in this book, the author — an experienced child psychiatrist, and a decent writer — explores the history, cultural adoption, and cultural impact of the “nerd/geek” archetype. he makes a fairly strong case for notion that nerds/geeks are despised uniquely in american culture, and traces this back to the long-standing caricatures tied to “men of thought” vs “men of action.” he sees this as an america-only dichotomy as early as ichabod crane and the legend of sleepy hollow, and traces it all the way up to the election of george bush the lesser. fascinating stuff, really.
but the history part isn’t what makes the book really worthwhile. in fact, the history part left me a bit overwhelmed, as in, “this stereotype is so pervasive — more-so than i had realized — that there’s just no way of changing it.”
actually, that feeling didn’t really go away. in fact, one of the two weaknesses of the book is that it is very light on solutions — one little chapter at the end (the other weakness is that the author might overstate his point at times, but certainly uses sarcasm and humor as a weapon, which is never a good way to make a point).
much of the book covers the impact of this stereotype in our (american) culture — from education to the sciences, from government to popular media. really, it was a bit overwhelming. there were multiple times when i considered putting the book down, thinking, “ok, i get the point.” but, maybe because my son is a smart kid and doesn’t fit the “man of action” stereotype, i read on.

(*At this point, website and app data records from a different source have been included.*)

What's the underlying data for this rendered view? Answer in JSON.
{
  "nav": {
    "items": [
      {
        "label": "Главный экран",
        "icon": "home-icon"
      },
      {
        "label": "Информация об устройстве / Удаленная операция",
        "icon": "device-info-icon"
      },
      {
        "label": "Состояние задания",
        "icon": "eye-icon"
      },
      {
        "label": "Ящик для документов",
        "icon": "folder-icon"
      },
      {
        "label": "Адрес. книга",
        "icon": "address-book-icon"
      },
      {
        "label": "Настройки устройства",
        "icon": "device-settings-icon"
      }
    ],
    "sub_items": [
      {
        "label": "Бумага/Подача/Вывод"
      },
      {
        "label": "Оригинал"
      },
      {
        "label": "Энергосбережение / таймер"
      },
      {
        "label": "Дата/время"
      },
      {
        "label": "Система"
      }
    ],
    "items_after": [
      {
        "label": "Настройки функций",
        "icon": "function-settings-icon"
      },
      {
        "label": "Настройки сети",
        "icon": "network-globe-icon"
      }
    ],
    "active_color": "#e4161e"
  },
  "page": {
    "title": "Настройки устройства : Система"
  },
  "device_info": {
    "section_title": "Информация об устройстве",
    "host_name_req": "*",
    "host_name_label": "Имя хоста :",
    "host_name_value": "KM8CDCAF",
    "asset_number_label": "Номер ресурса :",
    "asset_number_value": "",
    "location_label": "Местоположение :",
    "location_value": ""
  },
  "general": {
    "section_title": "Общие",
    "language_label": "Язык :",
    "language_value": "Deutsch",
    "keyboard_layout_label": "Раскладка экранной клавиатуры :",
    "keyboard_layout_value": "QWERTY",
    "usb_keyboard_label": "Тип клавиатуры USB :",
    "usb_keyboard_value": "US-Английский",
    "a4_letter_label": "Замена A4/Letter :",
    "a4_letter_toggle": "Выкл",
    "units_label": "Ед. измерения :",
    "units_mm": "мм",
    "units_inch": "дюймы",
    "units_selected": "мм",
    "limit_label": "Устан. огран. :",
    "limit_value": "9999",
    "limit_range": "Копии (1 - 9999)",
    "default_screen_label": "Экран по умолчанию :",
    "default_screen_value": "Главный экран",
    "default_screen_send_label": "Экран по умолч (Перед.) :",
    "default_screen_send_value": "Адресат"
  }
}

i do think youth workers and parents would benefit from reading this book. and i think — while i might not be able to change culture on this one — that, as a youth worker, i have a very important responsibility in how i joke about the stuff that passes the vilification of nerds on to the next generation.